Taking the lines below one at a time, count those with the string "Buchse" and give the result alone.

========================

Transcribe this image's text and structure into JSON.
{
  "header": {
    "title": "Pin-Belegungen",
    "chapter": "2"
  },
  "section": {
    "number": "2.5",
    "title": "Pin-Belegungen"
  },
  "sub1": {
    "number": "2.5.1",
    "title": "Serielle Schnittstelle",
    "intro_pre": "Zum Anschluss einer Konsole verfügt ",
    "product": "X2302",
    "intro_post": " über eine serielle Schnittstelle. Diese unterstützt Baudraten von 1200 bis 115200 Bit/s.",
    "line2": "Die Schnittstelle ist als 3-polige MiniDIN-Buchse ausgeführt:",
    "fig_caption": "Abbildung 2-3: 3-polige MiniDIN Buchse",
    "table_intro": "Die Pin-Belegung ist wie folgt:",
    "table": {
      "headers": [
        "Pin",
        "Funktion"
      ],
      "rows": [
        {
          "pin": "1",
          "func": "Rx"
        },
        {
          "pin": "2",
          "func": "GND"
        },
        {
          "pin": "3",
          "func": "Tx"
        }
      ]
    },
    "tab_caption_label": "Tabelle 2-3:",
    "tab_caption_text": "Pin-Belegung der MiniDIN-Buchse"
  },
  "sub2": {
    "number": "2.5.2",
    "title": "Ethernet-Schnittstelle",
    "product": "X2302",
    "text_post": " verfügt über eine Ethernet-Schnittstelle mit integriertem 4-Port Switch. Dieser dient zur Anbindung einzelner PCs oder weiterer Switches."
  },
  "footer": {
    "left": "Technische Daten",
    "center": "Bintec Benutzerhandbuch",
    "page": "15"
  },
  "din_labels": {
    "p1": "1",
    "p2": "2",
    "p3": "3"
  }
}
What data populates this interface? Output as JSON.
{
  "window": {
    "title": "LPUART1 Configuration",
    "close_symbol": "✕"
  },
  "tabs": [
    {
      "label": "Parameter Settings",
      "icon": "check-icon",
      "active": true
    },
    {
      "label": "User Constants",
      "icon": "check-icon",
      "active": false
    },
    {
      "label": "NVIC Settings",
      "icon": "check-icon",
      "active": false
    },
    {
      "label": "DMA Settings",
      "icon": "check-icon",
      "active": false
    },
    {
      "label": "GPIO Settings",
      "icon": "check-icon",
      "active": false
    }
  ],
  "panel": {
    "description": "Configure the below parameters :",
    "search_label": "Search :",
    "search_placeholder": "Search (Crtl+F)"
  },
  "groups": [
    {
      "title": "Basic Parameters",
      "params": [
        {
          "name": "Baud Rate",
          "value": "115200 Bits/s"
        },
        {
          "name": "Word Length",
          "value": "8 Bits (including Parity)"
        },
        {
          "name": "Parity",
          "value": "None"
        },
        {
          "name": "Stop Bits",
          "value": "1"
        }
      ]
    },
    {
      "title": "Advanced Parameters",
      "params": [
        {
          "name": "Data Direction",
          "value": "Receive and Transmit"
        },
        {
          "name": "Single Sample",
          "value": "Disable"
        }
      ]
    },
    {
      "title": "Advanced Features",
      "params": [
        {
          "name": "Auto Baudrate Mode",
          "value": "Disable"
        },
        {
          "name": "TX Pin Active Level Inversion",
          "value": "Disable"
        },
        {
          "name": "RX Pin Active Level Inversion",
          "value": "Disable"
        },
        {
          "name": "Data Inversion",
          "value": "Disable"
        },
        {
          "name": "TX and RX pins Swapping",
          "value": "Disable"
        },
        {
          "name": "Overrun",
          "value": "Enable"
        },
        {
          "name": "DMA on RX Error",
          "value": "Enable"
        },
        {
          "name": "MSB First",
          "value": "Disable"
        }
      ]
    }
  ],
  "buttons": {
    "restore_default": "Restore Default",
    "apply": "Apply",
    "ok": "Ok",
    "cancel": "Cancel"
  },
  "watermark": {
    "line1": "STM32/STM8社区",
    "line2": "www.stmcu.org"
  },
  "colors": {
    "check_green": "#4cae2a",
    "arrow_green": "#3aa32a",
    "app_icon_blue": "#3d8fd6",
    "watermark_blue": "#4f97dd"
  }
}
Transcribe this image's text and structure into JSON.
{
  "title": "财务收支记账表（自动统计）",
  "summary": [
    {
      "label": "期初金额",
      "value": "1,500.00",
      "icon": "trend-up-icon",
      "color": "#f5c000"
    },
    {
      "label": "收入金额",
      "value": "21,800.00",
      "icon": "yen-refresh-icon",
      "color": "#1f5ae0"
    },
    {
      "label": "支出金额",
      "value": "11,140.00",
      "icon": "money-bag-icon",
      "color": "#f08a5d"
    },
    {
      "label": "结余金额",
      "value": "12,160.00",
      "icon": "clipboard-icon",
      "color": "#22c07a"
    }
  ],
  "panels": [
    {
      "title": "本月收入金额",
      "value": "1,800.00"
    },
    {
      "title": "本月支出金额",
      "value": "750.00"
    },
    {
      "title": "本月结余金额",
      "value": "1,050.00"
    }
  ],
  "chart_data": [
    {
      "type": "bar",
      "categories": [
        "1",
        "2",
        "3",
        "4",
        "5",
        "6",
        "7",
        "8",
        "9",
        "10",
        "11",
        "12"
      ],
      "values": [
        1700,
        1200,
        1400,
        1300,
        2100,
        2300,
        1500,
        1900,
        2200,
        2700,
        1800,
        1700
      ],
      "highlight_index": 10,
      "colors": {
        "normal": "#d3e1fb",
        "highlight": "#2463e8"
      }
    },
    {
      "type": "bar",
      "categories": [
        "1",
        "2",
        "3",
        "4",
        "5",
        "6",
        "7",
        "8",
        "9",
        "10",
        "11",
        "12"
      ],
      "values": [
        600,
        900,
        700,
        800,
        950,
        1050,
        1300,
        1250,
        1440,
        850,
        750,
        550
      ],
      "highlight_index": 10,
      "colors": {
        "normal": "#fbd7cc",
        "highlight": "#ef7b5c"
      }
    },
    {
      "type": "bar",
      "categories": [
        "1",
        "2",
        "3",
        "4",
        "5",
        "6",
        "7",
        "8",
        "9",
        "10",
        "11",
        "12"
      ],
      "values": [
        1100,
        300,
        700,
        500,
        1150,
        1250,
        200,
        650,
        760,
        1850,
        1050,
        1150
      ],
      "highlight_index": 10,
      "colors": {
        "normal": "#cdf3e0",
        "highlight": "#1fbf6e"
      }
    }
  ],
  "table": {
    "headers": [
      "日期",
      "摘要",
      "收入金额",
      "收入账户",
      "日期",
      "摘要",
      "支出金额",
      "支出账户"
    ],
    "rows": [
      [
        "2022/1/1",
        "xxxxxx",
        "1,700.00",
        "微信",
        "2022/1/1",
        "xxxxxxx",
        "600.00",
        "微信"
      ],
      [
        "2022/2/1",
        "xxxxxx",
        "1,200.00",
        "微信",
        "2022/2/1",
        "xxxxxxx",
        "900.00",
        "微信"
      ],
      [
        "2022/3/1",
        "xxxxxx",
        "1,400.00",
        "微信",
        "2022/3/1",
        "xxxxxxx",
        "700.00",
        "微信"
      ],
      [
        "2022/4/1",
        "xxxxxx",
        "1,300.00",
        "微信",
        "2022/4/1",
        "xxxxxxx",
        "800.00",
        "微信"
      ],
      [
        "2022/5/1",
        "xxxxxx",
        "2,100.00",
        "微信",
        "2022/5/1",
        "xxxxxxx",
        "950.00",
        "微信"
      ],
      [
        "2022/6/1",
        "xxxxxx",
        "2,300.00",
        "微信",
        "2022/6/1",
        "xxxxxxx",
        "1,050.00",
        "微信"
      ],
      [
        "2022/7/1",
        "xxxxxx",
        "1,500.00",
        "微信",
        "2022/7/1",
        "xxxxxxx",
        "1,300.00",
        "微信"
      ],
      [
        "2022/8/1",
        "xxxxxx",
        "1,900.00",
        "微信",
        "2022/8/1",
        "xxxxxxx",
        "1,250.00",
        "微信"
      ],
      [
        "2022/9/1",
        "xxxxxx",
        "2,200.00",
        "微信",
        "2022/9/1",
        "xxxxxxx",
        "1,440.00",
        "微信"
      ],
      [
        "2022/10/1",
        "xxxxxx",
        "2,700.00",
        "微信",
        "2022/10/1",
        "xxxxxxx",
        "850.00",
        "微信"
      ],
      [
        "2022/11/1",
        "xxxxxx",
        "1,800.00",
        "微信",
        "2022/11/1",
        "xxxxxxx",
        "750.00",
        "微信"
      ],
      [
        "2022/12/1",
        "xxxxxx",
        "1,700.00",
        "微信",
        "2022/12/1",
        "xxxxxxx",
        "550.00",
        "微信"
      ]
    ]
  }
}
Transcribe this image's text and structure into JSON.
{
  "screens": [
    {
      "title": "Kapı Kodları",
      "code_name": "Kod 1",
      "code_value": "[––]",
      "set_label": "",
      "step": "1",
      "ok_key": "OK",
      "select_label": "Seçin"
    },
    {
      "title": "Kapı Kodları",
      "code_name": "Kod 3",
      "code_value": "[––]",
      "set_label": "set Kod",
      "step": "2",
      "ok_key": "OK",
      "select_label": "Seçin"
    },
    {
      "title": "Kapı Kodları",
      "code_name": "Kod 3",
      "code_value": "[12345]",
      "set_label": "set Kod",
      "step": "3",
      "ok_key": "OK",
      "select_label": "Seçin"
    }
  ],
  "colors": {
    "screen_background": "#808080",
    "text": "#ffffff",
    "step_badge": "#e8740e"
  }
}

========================

SOLUTION FOR THIS PROBLEM: 3